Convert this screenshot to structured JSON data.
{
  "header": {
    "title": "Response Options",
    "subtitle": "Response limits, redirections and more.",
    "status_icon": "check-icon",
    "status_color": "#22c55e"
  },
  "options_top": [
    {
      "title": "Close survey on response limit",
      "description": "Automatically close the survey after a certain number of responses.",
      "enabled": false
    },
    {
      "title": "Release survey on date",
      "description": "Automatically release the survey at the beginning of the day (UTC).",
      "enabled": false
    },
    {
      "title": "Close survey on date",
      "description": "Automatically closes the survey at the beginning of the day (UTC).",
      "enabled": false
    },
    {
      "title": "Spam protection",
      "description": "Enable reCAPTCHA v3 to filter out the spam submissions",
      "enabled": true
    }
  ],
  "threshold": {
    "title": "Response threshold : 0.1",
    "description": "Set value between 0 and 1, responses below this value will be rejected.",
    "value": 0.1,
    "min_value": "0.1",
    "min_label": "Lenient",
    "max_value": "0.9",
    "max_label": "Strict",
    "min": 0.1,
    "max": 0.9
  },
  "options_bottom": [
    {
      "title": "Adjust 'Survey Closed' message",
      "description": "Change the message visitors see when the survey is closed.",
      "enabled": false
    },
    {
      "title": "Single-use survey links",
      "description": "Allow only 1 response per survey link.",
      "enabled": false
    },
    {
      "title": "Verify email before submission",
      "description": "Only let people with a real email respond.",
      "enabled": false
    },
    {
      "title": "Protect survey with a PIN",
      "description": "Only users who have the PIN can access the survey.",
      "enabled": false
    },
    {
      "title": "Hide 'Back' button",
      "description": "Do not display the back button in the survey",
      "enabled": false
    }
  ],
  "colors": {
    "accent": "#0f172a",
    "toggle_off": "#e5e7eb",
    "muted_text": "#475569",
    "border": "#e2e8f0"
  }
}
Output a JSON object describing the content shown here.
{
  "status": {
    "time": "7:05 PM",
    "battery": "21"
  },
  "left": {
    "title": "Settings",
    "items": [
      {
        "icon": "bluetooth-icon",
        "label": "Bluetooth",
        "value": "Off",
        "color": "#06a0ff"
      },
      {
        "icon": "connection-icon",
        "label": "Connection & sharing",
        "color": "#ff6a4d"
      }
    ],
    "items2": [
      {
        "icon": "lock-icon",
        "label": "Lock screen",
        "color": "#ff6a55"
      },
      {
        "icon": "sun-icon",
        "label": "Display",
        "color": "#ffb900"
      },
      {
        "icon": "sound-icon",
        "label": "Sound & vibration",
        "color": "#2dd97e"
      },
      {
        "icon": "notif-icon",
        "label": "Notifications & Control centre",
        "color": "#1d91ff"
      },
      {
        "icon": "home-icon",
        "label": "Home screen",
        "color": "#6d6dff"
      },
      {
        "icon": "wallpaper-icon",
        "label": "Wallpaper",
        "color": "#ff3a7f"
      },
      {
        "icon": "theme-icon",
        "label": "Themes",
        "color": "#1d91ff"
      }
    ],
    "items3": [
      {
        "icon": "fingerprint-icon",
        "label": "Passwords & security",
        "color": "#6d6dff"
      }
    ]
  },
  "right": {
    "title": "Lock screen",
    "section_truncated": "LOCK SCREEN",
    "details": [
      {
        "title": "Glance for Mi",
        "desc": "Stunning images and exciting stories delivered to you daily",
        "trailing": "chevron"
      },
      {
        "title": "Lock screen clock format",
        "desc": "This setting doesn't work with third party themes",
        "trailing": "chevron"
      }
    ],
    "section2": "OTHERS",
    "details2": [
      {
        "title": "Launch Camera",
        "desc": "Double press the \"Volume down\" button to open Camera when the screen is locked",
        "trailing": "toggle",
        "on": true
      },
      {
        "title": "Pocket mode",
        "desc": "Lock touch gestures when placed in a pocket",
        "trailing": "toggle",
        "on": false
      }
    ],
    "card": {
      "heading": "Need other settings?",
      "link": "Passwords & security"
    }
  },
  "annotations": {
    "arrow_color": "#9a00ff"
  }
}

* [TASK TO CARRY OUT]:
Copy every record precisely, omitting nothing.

* [ANSWER]:
Convert this screenshot to structured JSON data.
{
  "header": {
    "title": "Response Options",
    "subtitle": "Response limits, redirections and more.",
    "status_icon": "check-icon",
    "status_color": "#22c55e"
  },
  "options_top": [
    {
      "title": "Close survey on response limit",
      "description": "Automatically close the survey after a certain number of responses.",
      "enabled": false
    },
    {
      "title": "Release survey on date",
      "description": "Automatically release the survey at the beginning of the day (UTC).",
      "enabled": false
    },
    {
      "title": "Close survey on date",
      "description": "Automatically closes the survey at the beginning of the day (UTC).",
      "enabled": false
    },
    {
      "title": "Spam protection",
      "description": "Enable reCAPTCHA v3 to filter out the spam submissions",
      "enabled": true
    }
  ],
  "threshold": {
    "title": "Response threshold : 0.1",
    "description": "Set value between 0 and 1, responses below this value will be rejected.",
    "value": 0.1,
    "min_value": "0.1",
    "min_label": "Lenient",
    "max_value": "0.9",
    "max_label": "Strict",
    "min": 0.1,
    "max": 0.9
  },
  "options_bottom": [
    {
      "title": "Adjust 'Survey Closed' message",
      "description": "Change the message visitors see when the survey is closed.",
      "enabled": false
    },
    {
      "title": "Single-use survey links",
      "description": "Allow only 1 response per survey link.",
      "enabled": false
    },
    {
      "title": "Verify email before submission",
      "description": "Only let people with a real email respond.",
      "enabled": false
    },
    {
      "title": "Protect survey with a PIN",
      "description": "Only users who have the PIN can access the survey.",
      "enabled": false
    },
    {
      "title": "Hide 'Back' button",
      "description": "Do not display the back button in the survey",
      "enabled": false
    }
  ],
  "colors": {
    "accent": "#0f172a",
    "toggle_off": "#e5e7eb",
    "muted_text": "#475569",
    "border": "#e2e8f0"
  }
}
Output a JSON object describing the content shown here.
{
  "status": {
    "time": "7:05 PM",
    "battery": "21"
  },
  "left": {
    "title": "Settings",
    "items": [
      {
        "icon": "bluetooth-icon",
        "label": "Bluetooth",
        "value": "Off",
        "color": "#06a0ff"
      },
      {
        "icon": "connection-icon",
        "label": "Connection & sharing",
        "color": "#ff6a4d"
      }
    ],
    "items2": [
      {
        "icon": "lock-icon",
        "label": "Lock screen",
        "color": "#ff6a55"
      },
      {
        "icon": "sun-icon",
        "label": "Display",
        "color": "#ffb900"
      },
      {
        "icon": "sound-icon",
        "label": "Sound & vibration",
        "color": "#2dd97e"
      },
      {
        "icon": "notif-icon",
        "label": "Notifications & Control centre",
        "color": "#1d91ff"
      },
      {
        "icon": "home-icon",
        "label": "Home screen",
        "color": "#6d6dff"
      },
      {
        "icon": "wallpaper-icon",
        "label": "Wallpaper",
        "color": "#ff3a7f"
      },
      {
        "icon": "theme-icon",
        "label": "Themes",
        "color": "#1d91ff"
      }
    ],
    "items3": [
      {
        "icon": "fingerprint-icon",
        "label": "Passwords & security",
        "color": "#6d6dff"
      }
    ]
  },
  "right": {
    "title": "Lock screen",
    "section_truncated": "LOCK SCREEN",
    "details": [
      {
        "title": "Glance for Mi",
        "desc": "Stunning images and exciting stories delivered to you daily",
        "trailing": "chevron"
      },
      {
        "title": "Lock screen clock format",
        "desc": "This setting doesn't work with third party themes",
        "trailing": "chevron"
      }
    ],
    "section2": "OTHERS",
    "details2": [
      {
        "title": "Launch Camera",
        "desc": "Double press the \"Volume down\" button to open Camera when the screen is locked",
        "trailing": "toggle",
        "on": true
      },
      {
        "title": "Pocket mode",
        "desc": "Lock touch gestures when placed in a pocket",
        "trailing": "toggle",
        "on": false
      }
    ],
    "card": {
      "heading": "Need other settings?",
      "link": "Passwords & security"
    }
  },
  "annotations": {
    "arrow_color": "#9a00ff"
  }
}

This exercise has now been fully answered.